MIAMI, Sep 18 (Reuters) The Miami trial of seven men accused of plotting to blow up US government and commercial buildings opened today with the removal of a waist-high curtain designed to hide the suspected terrorists' leg shackles.
US District Judge Joan Lenard said she had ordered the red curtain erected around the defense side of the courtroom because she felt the sight of chains would compromise the defendants' right to be presumed innocent by jurors.
Federal marshals took it down after defence lawyers argued that the curtain was more prejudicial than any glimpse of the slender ankle chains, which were not visible to spectators until the defendants walked out after the jury candidates left the courtroom.
''I think it emphasizes that we're really dangerous,'' Narseal Batiste, the alleged ringleader, replied when the judge asked if he wanted the red curtain.
That set the stage for jury selection to begin in the trial of the seven men arrested in 2006 on charges of plotting to blow up the 110-story Sears Tower in Chicago -- the tallest building in the United States -- and other buildings, including the FBI office in Miami and the federal court complex where they are on trial.
They face up to 70 years in prison if convicted on all four counts of conspiracy to provide material support to terrorists, conspiracy to destroy buildings with explosives and seditious conspiracy.
The ''Liberty City Seven,'' named for the poor Miami neighborhood where the young men lived on and off at a warehouse, are accused of swearing allegiance to al Qaeda and plotting to wage war on the U.S. government.

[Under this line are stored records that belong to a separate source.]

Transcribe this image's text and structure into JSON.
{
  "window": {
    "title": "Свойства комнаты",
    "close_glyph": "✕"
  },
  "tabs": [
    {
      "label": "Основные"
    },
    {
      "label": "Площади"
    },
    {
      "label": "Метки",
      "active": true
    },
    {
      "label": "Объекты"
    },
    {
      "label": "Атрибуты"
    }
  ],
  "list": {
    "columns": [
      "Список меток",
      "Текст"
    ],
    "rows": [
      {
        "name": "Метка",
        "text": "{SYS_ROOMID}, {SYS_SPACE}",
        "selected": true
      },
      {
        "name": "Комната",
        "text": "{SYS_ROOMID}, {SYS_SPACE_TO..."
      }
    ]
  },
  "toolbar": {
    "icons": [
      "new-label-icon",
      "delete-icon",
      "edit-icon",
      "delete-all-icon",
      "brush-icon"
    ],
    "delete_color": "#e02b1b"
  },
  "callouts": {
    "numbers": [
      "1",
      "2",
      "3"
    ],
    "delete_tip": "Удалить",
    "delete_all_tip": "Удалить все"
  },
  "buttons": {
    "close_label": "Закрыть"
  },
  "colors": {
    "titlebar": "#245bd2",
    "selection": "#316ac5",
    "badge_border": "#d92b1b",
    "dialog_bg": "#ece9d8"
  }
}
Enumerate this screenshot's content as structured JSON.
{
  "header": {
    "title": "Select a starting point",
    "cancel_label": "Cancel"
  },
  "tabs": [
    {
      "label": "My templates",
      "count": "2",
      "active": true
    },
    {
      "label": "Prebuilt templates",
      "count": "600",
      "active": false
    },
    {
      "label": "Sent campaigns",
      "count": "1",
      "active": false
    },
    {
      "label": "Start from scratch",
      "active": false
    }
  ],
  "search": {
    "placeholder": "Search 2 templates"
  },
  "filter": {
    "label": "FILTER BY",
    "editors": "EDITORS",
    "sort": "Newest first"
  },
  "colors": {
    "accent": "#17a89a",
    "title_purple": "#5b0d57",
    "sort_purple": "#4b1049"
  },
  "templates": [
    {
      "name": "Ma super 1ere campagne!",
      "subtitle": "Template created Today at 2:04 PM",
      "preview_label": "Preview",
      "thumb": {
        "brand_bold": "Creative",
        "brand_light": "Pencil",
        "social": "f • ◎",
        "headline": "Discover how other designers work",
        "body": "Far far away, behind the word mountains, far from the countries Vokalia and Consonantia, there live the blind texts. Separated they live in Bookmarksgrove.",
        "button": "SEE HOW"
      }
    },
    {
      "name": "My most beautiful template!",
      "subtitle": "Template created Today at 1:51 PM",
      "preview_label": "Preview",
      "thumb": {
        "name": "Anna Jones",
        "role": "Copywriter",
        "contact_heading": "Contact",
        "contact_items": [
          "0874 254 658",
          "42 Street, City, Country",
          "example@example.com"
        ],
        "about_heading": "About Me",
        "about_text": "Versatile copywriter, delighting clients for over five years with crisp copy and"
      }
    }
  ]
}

Government officials called their June 2006 arrests an important victory in the war against terrorism and the indictment says they aspired to carry out attacks ''just as good or greater than 9/11.'' But Deputy FBI Director John Pistole said at the time of their arrest that their plans were ''aspirational rather than operational.'' Other government agents said they posed no real threat because they had no actual al Qaeda contacts or means of carrying out attacks and no weapons other than a cosh found in one man's car.
Defence attorneys say the defendants were manipulated by paid FBI informants who concocted the plot and did most of the talking in secretly recorded conversations. One informant posed as an al Qaeda agent and accompanied the defendants on a trip to photograph targeted buildings, apparently providing the camera.
Several defendants worked at a construction company Batiste ran and joined his efforts to establish a ''Moorish Science Temple'' sect that mixed Islam, Buddhism, Christianity, Freemasonry, Gnosticism and Taoism.
An FBI agent testified in pretrial hearings that they studied martial arts and trained with paintball guns. The first three dozen jury candidates were asked if they had any paintball experience.
One former policeman said he had trained with paintballs while on the force. Another man said his son played paintball at birthday parties. Another jury candidate turned to her neighbor and whispered ''what?'' when the judge asked if they had ever ''gone paintballing.'' Jury selection was expected to take about two weeks in a trial that could last into January.
REUTERS SR AS2324